BC66          When the Board developed the requirements in AASB 1058 for transfers of financial assets that enable an entity to acquire or construct a recognisable non-financial asset to be controlled by the entity, the Board initially did not limit the scope of the requirements only to recognisable assets.  Upon redeliberating the issue, the Board decided to limit the scope of the requirements to only those non-financial assets that could be recognised under another Australian Accounting Standard once acquired or constructed.

BC67          As a consequence, the Board noted that some research grants would not necessarily be recognised as income over time as the research was performed.  Accordingly, the Board decided to develop further illustrative examples to those proposed in ED 260 to assist entities apply the requirements of AASB 15 to research grants.

BC68          In its redeliberations, the Board identified three scenarios that could apply to research grants, depending on the terms and conditions of the grant, where the entity:

(a)                   is required to transfer the intellectual property it develops to the grantor;

(b)                   is required to provide a licence to the grantor for the intellectual property it develops; or

(c)                   transfers benefits to the grantor that may or may not be immediately consumed.

BC69          The Board decided to illustrate each of the above scenarios as examples, identifying the effect that various terms and conditions could have on whether revenue arising from the grant is recognised over time, or at a point in time when a performance obligation is satisfied.

Comparison with International Public Sector Accounting Standards

BC70          As part of its deliberations, the Board considered the accounting for income of not-for-profit entities specified by the International Public Sector Accounting Standards Board (IPSASB).  The Board noted the following International Public Sector Accounting Standards (IPSAS) specified the accounting in this regard:

(a)                   IPSAS 9 Revenue from Exchange Transactions;

(b)                   IPSAS 11 Construction Contracts; and

(c)                   IPSAS 23 Revenue from Non-exchange Transactions (Taxes and Transfers).

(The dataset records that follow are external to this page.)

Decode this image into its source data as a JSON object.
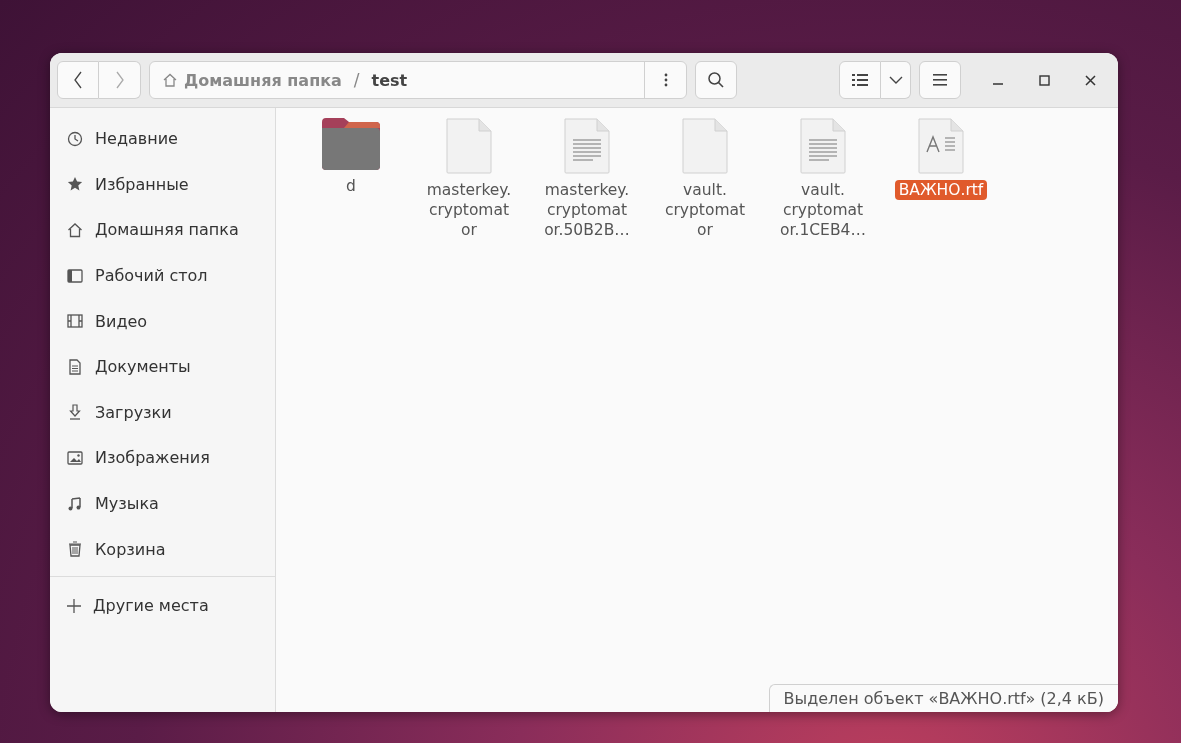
{
  "path_bar": {
    "separator": "/",
    "segments": [
      {
        "label": "Домашняя папка",
        "kind": "home"
      },
      {
        "label": "test",
        "kind": "current"
      }
    ]
  },
  "sidebar": {
    "items": [
      {
        "label": "Недавние",
        "kind": "recent"
      },
      {
        "label": "Избранные",
        "kind": "starred"
      },
      {
        "label": "Домашняя папка",
        "kind": "home"
      },
      {
        "label": "Рабочий стол",
        "kind": "desktop"
      },
      {
        "label": "Видео",
        "kind": "video"
      },
      {
        "label": "Документы",
        "kind": "documents"
      },
      {
        "label": "Загрузки",
        "kind": "downloads"
      },
      {
        "label": "Изображения",
        "kind": "pictures"
      },
      {
        "label": "Музыка",
        "kind": "music"
      },
      {
        "label": "Корзина",
        "kind": "trash"
      }
    ],
    "other": {
      "label": "Другие места"
    }
  },
  "files": [
    {
      "name_lines": [
        "d"
      ],
      "kind": "folder",
      "selected": false
    },
    {
      "name_lines": [
        "masterkey.",
        "cryptomat",
        "or"
      ],
      "kind": "blank",
      "selected": false
    },
    {
      "name_lines": [
        "masterkey.",
        "cryptomat",
        "or.50B2B…"
      ],
      "kind": "text",
      "selected": false
    },
    {
      "name_lines": [
        "vault.",
        "cryptomat",
        "or"
      ],
      "kind": "blank",
      "selected": false
    },
    {
      "name_lines": [
        "vault.",
        "cryptomat",
        "or.1CEB4…"
      ],
      "kind": "text",
      "selected": false
    },
    {
      "name_lines": [
        "ВАЖНО.rtf"
      ],
      "kind": "rtf",
      "selected": true
    }
  ],
  "status_bar": "Выделен объект «ВАЖНО.rtf» (2,4 кБ)"
}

BC71          The Board observed IPSAS 9 and IPSAS 11 are based on the principles of superseded IAS 18 Revenue (incorporated into AASB 118 Revenue) and IAS 11 Construction Contracts (incorporated into AASB 111 Construction Contracts), rather than those of IFRS 15 Revenue from Contracts with Customers (incorporated into AASB 15).  In addition, it noted that IPSAS 23 was issued prior to the issue of IFRS 15. The requirements of IPSAS 23 were therefore not necessarily developed with reference to similar principles to IFRS 15.  The Board concluded these IPSASB Standards do not provide an appropriate basis for financial reporting in the Australian environment, particularly because they require different income recognition depending on whether the transaction is an exchange transaction or a non-exchange transaction, and IPSAS 9 and IPSAS 11 adopt a ‘risks and rewards’ approach that is not consistent with the performance obligation approach in IFRS 15.

BC72          The Board further noted the IPSASB is currently developing proposals for the accounting for non-exchange expenses.  The IPSASB is also developing a related project on revenue, which uses IFRS 15 as a starting point and looks at the type of modifications that would be required for IFRS 15 to be suitable for application to a wide range of revenue transactions in the public sector.  This may result in revisions to, or a replacement of, the existing IPSASB revenue recognition requirements.  The IPSASB expects to complete these projects in 2019.  The Board noted that it would consider undertaking a project to review the guidance to AASB 15 following the completion of these projects.